Warning: contains Game of Thrones Season 8 spoilers
Ramin Djawadi’s score for 'Game of Thrones' plays a huge part in bringing the domain of The Seven Kingdoms to life, and might be just the antidote you need if you’re having GOT withdrawals.
Game of Thrones ended with a bang – or a whimper, depending on how you felt about the finale – at the beginning of this week.
In the dramatic conclusion of season 8, viewers saw Jon Snow kill Daenerys in the same spot her father died, Drogon melting the Iron Throne in retaliation, Bran Stark being named king of Westeros, Sansa ruling the north as queen, and Arya sailing off to explore “what’s west of Westeros”.
Amidst fans setting up a petition to try and persuade HBO to rewrite the final season (nearly 1.5 million people had signed at the time of writing) and viewers throwing all manner of shade (and otherwise) at the series’ ending in water cooler debriefs, some of us are just plain missing the Game of Thrones universe.
Let music be the remedy: you can luckily listen to Ramin Djawadi’s superb score to all eight series on YouTube. Djawadi’s soaring score is a huge part of the franchise and the composer himself has confessed to not quite believing the whole thing is over.
"I’m still in denial,” he told Zane Lowe on Apple Music’s Beats 1. “I feel like it’s not over yet. I can’t let go. I never expected this to be such a success in that it would have such an impact on people around the world.
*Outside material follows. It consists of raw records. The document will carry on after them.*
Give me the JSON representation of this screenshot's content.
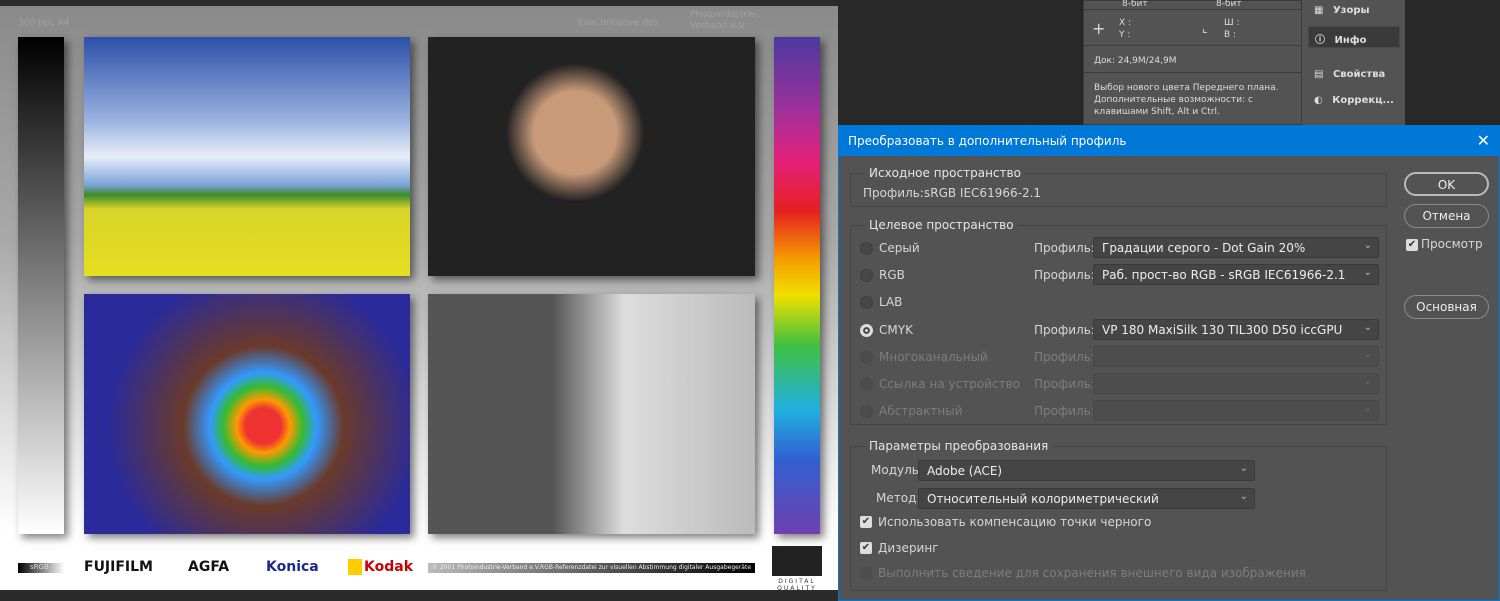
{
  "document": {
    "resolution_label": "300 ppi, A4",
    "initiative": "Eine Initiative des",
    "org_line1": "Photoindustrie-",
    "org_line2": "Verband e.V.",
    "srgb_badge": "sRGB",
    "logos": [
      "FUJIFILM",
      "AGFA",
      "Konica",
      "Kodak"
    ],
    "copyright": "© 2001 Photoindustrie-Verband e.V.",
    "ref_caption": "RGB-Referenzdatei zur visuellen Abstimmung digitaler Ausgabegeräte",
    "dq_logo": "DIGITAL QUALITY"
  },
  "info_panel": {
    "bit_left": "8-бит",
    "bit_right": "8-бит",
    "x_label": "X :",
    "y_label": "Y :",
    "w_label": "Ш :",
    "h_label": "В :",
    "doc": "Док: 24,9M/24,9M",
    "hint": "Выбор нового цвета Переднего плана. Дополнительные возможности: с клавишами Shift, Alt и Ctrl."
  },
  "side_panels": [
    {
      "label": "Узоры",
      "icon": "patterns-icon"
    },
    {
      "label": "Инфо",
      "icon": "info-icon",
      "active": true
    },
    {
      "label": "Свойства",
      "icon": "properties-icon"
    },
    {
      "label": "Коррекц...",
      "icon": "adjustments-icon"
    }
  ],
  "dialog": {
    "title": "Преобразовать в дополнительный профиль",
    "source": {
      "legend": "Исходное пространство",
      "profile_label": "Профиль:",
      "profile": "sRGB IEC61966-2.1"
    },
    "target": {
      "legend": "Целевое пространство",
      "profile_label": "Профиль:",
      "options": [
        {
          "label": "Серый",
          "value": "Градации серого - Dot Gain 20%",
          "enabled": true,
          "selected": false
        },
        {
          "label": "RGB",
          "value": "Раб. прост-во RGB - sRGB IEC61966-2.1",
          "enabled": true,
          "selected": false
        },
        {
          "label": "LAB",
          "enabled": true,
          "selected": false
        },
        {
          "label": "CMYK",
          "value": "VP 180 MaxiSilk 130 TIL300 D50 iccGPU",
          "enabled": true,
          "selected": true
        },
        {
          "label": "Многоканальный",
          "value": "",
          "enabled": false
        },
        {
          "label": "Ссылка на устройство",
          "value": "",
          "enabled": false
        },
        {
          "label": "Абстрактный",
          "value": "",
          "enabled": false
        }
      ]
    },
    "conversion": {
      "legend": "Параметры преобразования",
      "module_label": "Модуль:",
      "module": "Adobe (ACE)",
      "method_label": "Метод:",
      "method": "Относительный колориметрический",
      "black_point": "Использовать компенсацию точки черного",
      "black_point_checked": true,
      "dither": "Дизеринг",
      "dither_checked": true,
      "flatten": "Выполнить сведение для сохранения внешнего вида изображения",
      "flatten_checked": false
    },
    "ok": "OK",
    "cancel": "Отмена",
    "preview": "Просмотр",
    "preview_checked": true,
    "advanced": "Основная",
    "accent": "#0078d7"
  }
}
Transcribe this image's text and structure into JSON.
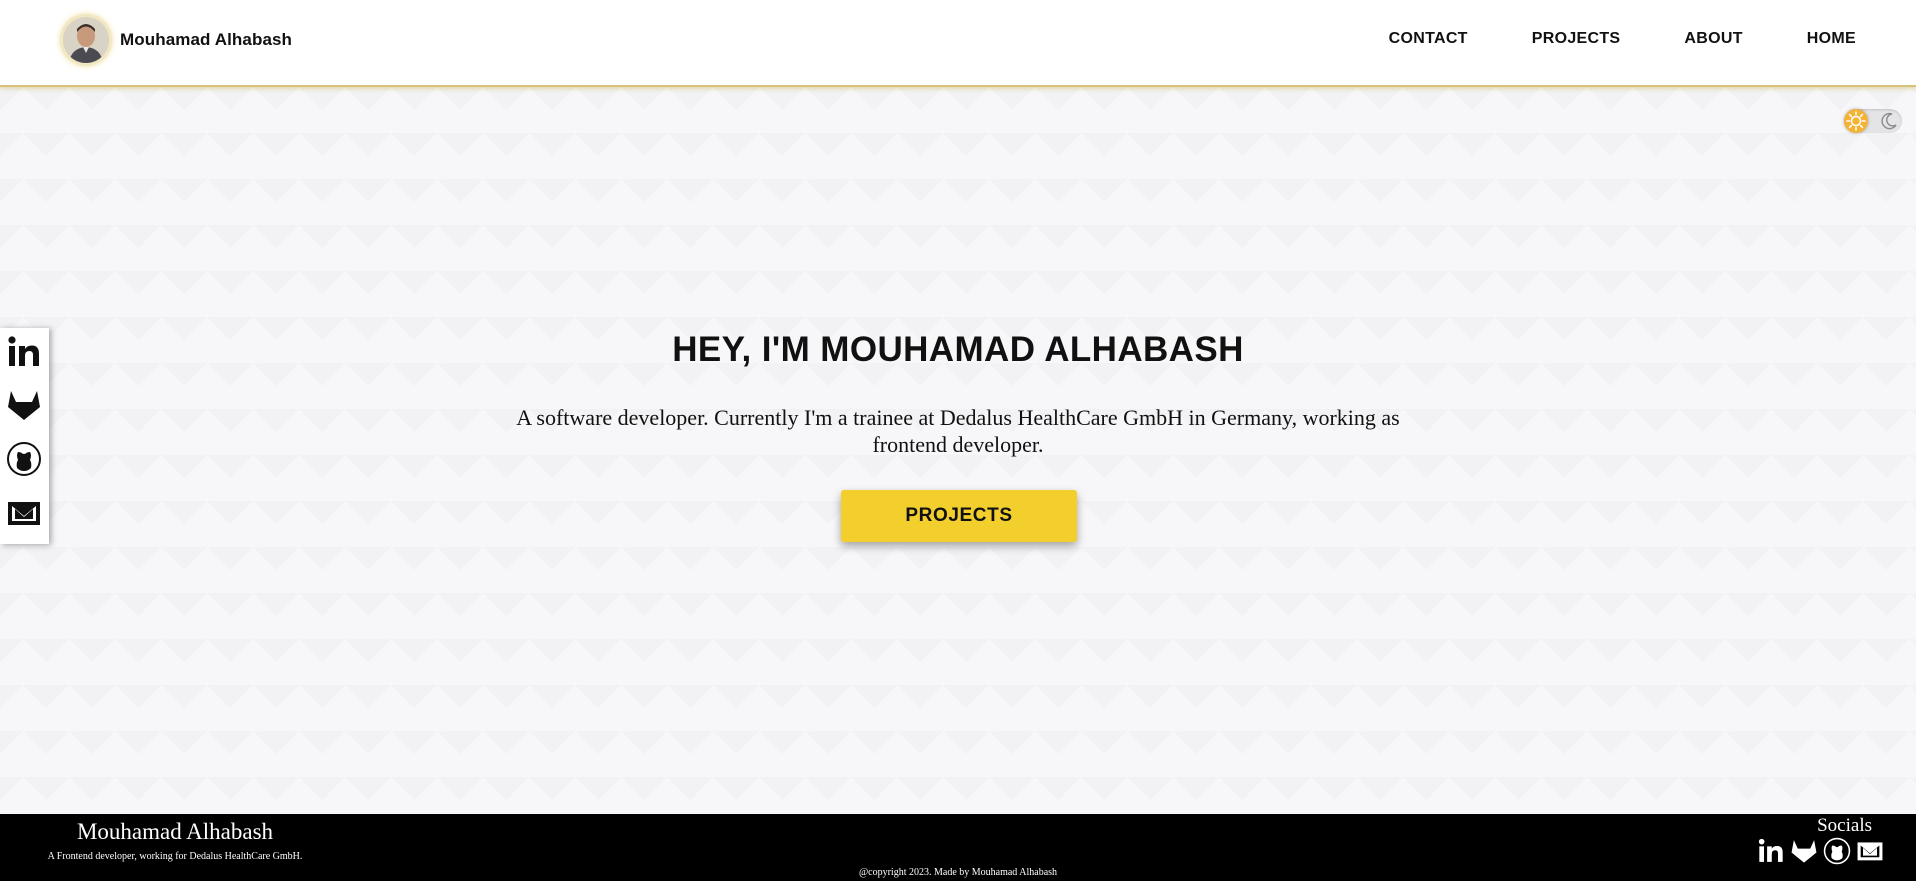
{
  "header": {
    "name": "Mouhamad Alhabash",
    "avatar_alt": "profile-photo",
    "nav": [
      {
        "label": "CONTACT"
      },
      {
        "label": "PROJECTS"
      },
      {
        "label": "ABOUT"
      },
      {
        "label": "HOME"
      }
    ]
  },
  "theme_toggle": {
    "mode": "light",
    "icons": [
      "sun-icon",
      "moon-icon"
    ]
  },
  "hero": {
    "title": "HEY, I'M MOUHAMAD ALHABASH",
    "description": "A software developer. Currently I'm a trainee at Dedalus HealthCare GmbH in Germany, working as frontend developer.",
    "button_label": "PROJECTS"
  },
  "side_socials": {
    "icons": [
      "linkedin-icon",
      "gitlab-icon",
      "github-icon",
      "mail-icon"
    ]
  },
  "footer": {
    "name": "Mouhamad Alhabash",
    "tagline": "A Frontend developer, working for Dedalus HealthCare GmbH.",
    "copyright": "@copyright 2023. Made by Mouhamad Alhabash",
    "socials_title": "Socials",
    "social_icons": [
      "linkedin-icon",
      "gitlab-icon",
      "github-icon",
      "mail-icon"
    ]
  },
  "colors": {
    "accent": "#f3cf2e",
    "header_border": "#d8c27a",
    "background": "#f7f7f9",
    "footer_bg": "#000000",
    "text": "#111111"
  }
}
It’s been an incredible journey.”
If you’re in denial too, we’ve got your back: stick with us and enjoy the soundtrack highlights we have shared here.
Djawadi won the Emmy for Outstanding Music Composition for his Game of Thrones score in 2018, and fans have got to know his music so well that any new melody or theme he composed could be relied upon to generate incredible excitement – for example, when Arya Stark killed the Night King in Episode 3 of Season 8 and people heard a brand new piano melody for the first time.
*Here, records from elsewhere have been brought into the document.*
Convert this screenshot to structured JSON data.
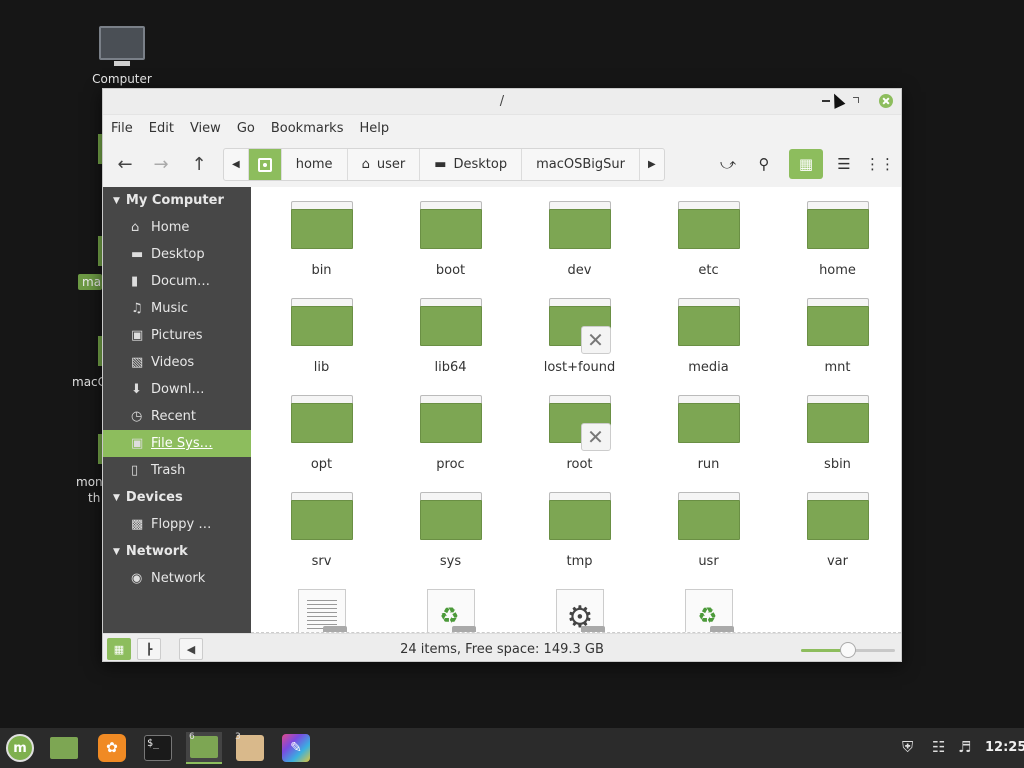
{
  "desktop": {
    "computer_label": "Computer",
    "partial_labels": [
      "ma",
      "macC",
      "mon",
      "th"
    ]
  },
  "window": {
    "title": "/",
    "menu": [
      "File",
      "Edit",
      "View",
      "Go",
      "Bookmarks",
      "Help"
    ],
    "breadcrumbs": [
      "home",
      "user",
      "Desktop",
      "macOSBigSur"
    ]
  },
  "sidebar": {
    "my_computer": "My Computer",
    "items": [
      "Home",
      "Desktop",
      "Docum…",
      "Music",
      "Pictures",
      "Videos",
      "Downl…",
      "Recent",
      "File Sys…",
      "Trash"
    ],
    "devices": "Devices",
    "device_items": [
      "Floppy …"
    ],
    "network": "Network",
    "network_items": [
      "Network"
    ]
  },
  "files": [
    {
      "name": "bin",
      "restricted": false
    },
    {
      "name": "boot",
      "restricted": false
    },
    {
      "name": "dev",
      "restricted": false
    },
    {
      "name": "etc",
      "restricted": false
    },
    {
      "name": "home",
      "restricted": false
    },
    {
      "name": "lib",
      "restricted": false
    },
    {
      "name": "lib64",
      "restricted": false
    },
    {
      "name": "lost+found",
      "restricted": true
    },
    {
      "name": "media",
      "restricted": false
    },
    {
      "name": "mnt",
      "restricted": false
    },
    {
      "name": "opt",
      "restricted": false
    },
    {
      "name": "proc",
      "restricted": false
    },
    {
      "name": "root",
      "restricted": true
    },
    {
      "name": "run",
      "restricted": false
    },
    {
      "name": "sbin",
      "restricted": false
    },
    {
      "name": "srv",
      "restricted": false
    },
    {
      "name": "sys",
      "restricted": false
    },
    {
      "name": "tmp",
      "restricted": false
    },
    {
      "name": "usr",
      "restricted": false
    },
    {
      "name": "var",
      "restricted": false
    }
  ],
  "partial_files": [
    "text-document-link-icon",
    "recycle-link-icon",
    "gear-link-icon",
    "recycle-link-icon"
  ],
  "status": {
    "text": "24 items, Free space: 149.3 GB",
    "zoom_fraction": 0.5
  },
  "taskbar": {
    "badge_files": "6",
    "badge_box": "3",
    "clock": "12:25"
  },
  "colors": {
    "accent": "#8dbd5d",
    "folder": "#7da653",
    "sidebar_bg": "#474747"
  }
}
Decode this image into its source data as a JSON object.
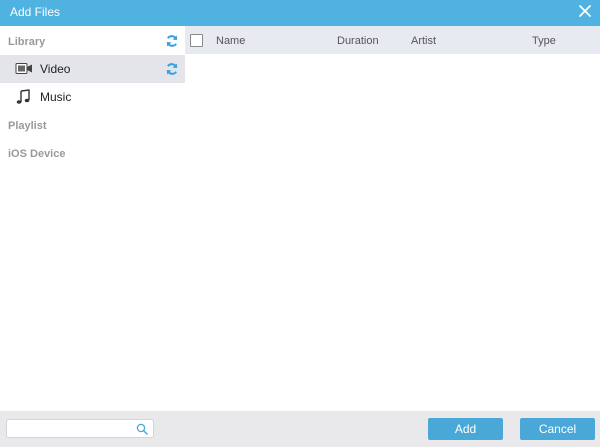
{
  "window": {
    "title": "Add Files"
  },
  "sidebar": {
    "library_label": "Library",
    "items": [
      {
        "label": "Video",
        "icon": "video-camera-icon",
        "selected": true
      },
      {
        "label": "Music",
        "icon": "music-note-icon",
        "selected": false
      }
    ],
    "playlist_label": "Playlist",
    "ios_device_label": "iOS Device"
  },
  "table": {
    "columns": [
      "Name",
      "Duration",
      "Artist",
      "Type"
    ],
    "rows": []
  },
  "footer": {
    "search_placeholder": "",
    "add_label": "Add",
    "cancel_label": "Cancel"
  },
  "colors": {
    "accent": "#4fb2e0",
    "button": "#4aa8d8",
    "refresh_icon": "#3a9fdc"
  }
}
Talking about that example, Djawadi says, “In the episode, there is so much violence going on for so long we felt that it was a great way to kind of put the brakes on, reset, and start soft and just play it. It’s all over now, this is it.”
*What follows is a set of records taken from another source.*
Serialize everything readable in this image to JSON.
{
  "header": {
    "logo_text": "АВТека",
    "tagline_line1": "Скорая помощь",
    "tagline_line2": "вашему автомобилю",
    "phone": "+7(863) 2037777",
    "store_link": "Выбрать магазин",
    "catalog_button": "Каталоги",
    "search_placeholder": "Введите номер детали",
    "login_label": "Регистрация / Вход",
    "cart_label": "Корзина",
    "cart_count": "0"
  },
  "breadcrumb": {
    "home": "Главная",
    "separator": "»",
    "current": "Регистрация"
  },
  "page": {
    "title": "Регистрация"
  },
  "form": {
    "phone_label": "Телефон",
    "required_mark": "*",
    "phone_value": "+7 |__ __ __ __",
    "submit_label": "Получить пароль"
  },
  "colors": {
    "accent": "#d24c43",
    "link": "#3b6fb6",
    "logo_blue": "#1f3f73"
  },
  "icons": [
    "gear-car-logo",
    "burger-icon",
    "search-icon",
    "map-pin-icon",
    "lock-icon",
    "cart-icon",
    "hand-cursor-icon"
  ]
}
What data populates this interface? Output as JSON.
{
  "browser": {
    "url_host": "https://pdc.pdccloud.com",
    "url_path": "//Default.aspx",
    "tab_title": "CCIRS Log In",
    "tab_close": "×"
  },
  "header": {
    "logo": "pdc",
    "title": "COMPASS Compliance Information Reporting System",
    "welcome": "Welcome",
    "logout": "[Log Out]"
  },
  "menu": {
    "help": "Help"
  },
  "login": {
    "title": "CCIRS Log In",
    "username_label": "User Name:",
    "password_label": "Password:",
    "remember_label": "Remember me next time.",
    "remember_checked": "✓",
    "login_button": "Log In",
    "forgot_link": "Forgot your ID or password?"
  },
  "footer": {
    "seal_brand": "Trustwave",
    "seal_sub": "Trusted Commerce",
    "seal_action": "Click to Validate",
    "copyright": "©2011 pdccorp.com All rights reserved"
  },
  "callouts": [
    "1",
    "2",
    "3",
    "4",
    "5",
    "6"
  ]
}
For our readers and Game of Thrones superfans in North America, there’s always the Game of Thrones Live Concert Experience as well: the concert of Ramin Djawadi’s epic score is touring the country throughout September and October 2019.